* Task item: Whenever "time" occurs in a line of the material, list that line.
==*==
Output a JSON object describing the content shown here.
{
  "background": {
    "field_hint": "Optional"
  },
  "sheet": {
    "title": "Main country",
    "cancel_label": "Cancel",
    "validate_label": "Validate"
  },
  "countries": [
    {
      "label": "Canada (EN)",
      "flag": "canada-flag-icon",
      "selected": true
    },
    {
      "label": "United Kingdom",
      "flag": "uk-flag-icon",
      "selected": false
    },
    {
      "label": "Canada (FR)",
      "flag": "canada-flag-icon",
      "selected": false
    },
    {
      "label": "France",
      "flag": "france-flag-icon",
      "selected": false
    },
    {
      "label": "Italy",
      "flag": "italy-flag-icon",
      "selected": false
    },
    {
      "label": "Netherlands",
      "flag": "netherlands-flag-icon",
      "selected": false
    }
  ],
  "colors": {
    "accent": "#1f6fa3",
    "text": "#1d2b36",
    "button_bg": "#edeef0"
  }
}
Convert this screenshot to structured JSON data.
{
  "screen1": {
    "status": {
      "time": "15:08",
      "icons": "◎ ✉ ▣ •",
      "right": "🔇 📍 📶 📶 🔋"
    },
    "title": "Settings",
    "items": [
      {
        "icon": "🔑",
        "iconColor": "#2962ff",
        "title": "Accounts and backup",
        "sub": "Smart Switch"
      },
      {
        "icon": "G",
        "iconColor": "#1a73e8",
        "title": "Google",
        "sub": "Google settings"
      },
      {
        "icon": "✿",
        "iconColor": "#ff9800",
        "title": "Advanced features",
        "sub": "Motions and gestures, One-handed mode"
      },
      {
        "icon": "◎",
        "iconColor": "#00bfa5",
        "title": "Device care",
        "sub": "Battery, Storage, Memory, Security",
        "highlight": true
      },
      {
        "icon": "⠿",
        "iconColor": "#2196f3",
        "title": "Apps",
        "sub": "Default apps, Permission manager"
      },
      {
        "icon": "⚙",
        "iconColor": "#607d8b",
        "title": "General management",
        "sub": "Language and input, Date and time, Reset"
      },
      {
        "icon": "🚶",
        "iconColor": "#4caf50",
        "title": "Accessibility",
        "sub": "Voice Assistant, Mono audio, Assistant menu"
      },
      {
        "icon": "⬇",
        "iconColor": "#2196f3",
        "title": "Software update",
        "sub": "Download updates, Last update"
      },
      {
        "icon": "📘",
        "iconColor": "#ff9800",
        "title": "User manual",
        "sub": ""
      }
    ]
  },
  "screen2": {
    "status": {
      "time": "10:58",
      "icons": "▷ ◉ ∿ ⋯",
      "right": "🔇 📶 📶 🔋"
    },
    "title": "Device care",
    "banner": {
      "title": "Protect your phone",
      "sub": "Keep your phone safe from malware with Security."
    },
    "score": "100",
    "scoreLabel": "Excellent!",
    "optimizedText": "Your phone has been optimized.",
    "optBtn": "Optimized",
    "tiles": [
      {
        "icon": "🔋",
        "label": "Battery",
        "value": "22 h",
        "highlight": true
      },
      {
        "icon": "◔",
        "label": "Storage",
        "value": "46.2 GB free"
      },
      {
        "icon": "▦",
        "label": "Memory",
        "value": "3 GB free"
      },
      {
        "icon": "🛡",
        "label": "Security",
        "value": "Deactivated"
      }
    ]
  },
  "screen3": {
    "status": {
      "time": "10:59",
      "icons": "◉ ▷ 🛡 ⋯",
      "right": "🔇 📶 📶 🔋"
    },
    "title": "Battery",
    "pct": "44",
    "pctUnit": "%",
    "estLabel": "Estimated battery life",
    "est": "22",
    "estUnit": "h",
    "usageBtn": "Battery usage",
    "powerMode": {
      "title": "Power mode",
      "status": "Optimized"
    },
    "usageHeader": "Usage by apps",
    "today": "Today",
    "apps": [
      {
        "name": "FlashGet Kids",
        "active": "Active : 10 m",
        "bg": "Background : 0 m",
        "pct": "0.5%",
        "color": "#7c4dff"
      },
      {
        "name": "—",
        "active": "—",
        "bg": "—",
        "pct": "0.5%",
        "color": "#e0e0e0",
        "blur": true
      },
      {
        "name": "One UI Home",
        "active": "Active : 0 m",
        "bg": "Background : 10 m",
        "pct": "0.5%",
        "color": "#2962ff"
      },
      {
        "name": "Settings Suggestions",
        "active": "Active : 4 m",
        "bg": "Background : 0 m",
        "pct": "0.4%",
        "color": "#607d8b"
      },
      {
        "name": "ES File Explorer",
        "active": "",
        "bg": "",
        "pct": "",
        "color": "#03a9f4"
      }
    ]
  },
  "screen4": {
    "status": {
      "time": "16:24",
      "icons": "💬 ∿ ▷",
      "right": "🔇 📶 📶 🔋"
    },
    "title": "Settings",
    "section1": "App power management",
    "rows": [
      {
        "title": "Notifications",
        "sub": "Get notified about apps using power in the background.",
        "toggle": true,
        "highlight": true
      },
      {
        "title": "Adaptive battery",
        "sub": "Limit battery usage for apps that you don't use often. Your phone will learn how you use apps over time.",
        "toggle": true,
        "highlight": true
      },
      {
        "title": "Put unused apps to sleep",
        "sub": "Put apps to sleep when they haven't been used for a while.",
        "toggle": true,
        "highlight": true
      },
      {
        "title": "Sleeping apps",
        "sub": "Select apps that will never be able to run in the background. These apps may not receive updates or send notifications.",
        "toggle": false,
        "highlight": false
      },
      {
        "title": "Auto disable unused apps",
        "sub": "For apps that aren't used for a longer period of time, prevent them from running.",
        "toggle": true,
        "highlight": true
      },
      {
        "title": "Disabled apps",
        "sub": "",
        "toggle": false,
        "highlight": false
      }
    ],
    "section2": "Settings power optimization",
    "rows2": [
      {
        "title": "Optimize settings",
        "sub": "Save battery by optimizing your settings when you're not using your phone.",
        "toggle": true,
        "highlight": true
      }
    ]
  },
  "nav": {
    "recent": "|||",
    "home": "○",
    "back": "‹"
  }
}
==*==
* Exercise output:
      "time": "15:08",
        "sub": "Language and input, Date and time, Reset"
      "time": "10:58",
      "time": "10:59",
      "time": "16:24",
        "sub": "Limit battery usage for apps that you don't use often. Your phone will learn how you use apps over time.",
        "sub": "For apps that aren't used for a longer period of time, prevent them from running.",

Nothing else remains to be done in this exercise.